# What the task asks:
The answer is one number: how many lines in the data below hold "JSON".

# The data:
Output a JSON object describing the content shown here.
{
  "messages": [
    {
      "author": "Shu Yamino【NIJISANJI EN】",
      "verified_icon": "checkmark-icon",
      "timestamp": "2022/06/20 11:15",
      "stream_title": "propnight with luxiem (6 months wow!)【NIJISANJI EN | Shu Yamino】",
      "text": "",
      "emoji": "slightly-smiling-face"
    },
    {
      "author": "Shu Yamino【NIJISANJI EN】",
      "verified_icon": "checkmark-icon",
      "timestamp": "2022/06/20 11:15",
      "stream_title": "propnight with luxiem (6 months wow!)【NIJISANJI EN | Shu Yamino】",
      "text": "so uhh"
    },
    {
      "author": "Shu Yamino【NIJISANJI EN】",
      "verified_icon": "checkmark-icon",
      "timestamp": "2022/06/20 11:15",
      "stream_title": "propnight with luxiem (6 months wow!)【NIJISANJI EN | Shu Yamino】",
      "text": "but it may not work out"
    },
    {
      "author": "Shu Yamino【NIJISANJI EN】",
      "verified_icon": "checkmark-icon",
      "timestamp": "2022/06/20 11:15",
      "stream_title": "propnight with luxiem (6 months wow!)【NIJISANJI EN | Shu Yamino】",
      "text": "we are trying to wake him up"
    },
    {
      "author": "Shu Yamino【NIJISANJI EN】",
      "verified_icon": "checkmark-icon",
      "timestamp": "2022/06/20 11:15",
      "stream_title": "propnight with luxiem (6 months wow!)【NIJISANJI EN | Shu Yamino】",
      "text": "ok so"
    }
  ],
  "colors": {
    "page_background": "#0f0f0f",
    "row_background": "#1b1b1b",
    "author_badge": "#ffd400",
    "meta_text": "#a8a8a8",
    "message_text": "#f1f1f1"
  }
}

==

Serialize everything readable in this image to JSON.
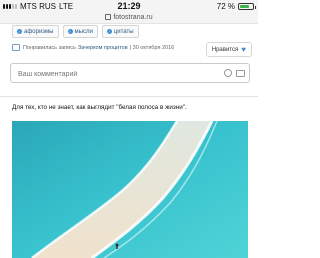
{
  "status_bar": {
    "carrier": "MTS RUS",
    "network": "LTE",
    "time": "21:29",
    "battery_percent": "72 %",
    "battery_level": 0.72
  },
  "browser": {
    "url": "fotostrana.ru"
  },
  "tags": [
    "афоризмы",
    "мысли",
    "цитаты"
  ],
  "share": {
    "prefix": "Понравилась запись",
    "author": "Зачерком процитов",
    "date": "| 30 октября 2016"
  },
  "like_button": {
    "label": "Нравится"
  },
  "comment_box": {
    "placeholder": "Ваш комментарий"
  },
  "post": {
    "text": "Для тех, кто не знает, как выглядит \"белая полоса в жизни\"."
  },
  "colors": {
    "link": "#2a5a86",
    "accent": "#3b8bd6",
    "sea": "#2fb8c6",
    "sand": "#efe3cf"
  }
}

# Exercise answer:
2